Completed on February 24, 2008 in Baltimore, my Concerto for Orchestra was a commission from the Cabrillo Music Festival and is dedicated to Marin Alsop in honor of the Festival's co-directors, Ellen Primack and Tom Fredericks. It is scored for an orchestra of three flutes (3rd doubling piccolo), three oboes (3rd doubling English horn), two clarinets, bass clarinet (doubling piccolo clarinet), two bassoons, contrabassoon, four horns, three trumpets, three trombones, tuba, harp, timpani, percussion (four players), and strings.
As is typically the case with this genre, it is the members of the orchestra who are the soloists. Each is given passages requiring everything from singing lyricism to challenging virtuosity, and this work is essentially "about" allowing each player a chance to shine.

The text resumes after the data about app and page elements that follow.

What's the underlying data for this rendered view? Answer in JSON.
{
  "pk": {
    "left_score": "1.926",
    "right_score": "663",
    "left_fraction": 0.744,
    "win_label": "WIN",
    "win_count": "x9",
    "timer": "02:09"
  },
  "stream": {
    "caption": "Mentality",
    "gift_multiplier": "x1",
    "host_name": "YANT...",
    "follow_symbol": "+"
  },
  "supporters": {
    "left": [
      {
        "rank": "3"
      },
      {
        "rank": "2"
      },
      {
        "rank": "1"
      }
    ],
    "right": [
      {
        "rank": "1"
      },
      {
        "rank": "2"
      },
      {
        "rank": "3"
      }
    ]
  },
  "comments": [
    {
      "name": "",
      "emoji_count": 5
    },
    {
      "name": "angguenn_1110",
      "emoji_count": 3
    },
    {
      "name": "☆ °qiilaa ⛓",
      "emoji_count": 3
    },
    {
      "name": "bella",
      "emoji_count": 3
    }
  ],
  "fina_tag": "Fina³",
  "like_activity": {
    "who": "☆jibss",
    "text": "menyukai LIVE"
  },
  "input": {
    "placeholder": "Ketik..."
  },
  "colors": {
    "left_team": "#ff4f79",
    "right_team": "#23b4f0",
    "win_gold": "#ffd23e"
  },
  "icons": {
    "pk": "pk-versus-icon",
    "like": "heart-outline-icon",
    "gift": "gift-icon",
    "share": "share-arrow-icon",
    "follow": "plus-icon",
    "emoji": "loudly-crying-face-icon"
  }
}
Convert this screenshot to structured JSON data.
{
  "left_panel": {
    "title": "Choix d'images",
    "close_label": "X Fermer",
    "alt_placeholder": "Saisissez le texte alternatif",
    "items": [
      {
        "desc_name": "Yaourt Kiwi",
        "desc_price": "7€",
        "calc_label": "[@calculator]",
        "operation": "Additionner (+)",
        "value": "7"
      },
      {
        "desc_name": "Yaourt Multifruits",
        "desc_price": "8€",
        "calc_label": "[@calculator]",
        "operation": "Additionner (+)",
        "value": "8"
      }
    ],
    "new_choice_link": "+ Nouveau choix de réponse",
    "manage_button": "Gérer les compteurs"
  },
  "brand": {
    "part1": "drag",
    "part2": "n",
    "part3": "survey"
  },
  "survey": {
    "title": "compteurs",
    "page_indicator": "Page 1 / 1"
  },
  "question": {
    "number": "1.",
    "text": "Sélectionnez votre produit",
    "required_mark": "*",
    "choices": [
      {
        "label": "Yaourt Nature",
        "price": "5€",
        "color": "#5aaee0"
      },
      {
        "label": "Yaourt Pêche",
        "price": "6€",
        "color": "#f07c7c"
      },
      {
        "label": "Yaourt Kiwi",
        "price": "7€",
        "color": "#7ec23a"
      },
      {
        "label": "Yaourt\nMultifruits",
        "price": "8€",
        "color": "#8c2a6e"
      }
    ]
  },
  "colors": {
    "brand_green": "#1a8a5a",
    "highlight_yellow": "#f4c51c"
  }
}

Having composed ten other concerti prior to this one, I have always had to wrestle with finding an effective form for the piece. Here I wanted to depart from the standard three or four movement concerto and construct something different. I decided to divide the concerto into connected halves (the term being used loosely). The first half would be made up of five rather brief sections fast, slow, fast, slow, fast in which the fast parts would share and develop the same musical material, while the slow ones would share and explore different material. The second half would consist of two sections, a slow one and a fast one, each meant to represent a sort of "full blossoming" of the related ideas from their counterparts earlier on. My hope was to draw the listener in more and more as the work progressed, with the final allegro building to a frenzied, almost hysterical, climax.
© 2008 by Christopher Rouse
These program notes can be reproduced free of charge with the following credit:
Reprinted by kind permission of Christopher Rouse
"...a boisterous, exhilarating concoction, in which fiercely patterned rhythmic explosions alternate with lyrical interludes headed by the strings, and as the title suggests, it's a display piece for the orchestra members..." (Click to read the entire article)
"...composed with dazzling virtuosity ... The work is an orchestral masterpiece and deserves ongoing exposure." (Click to read the entire article)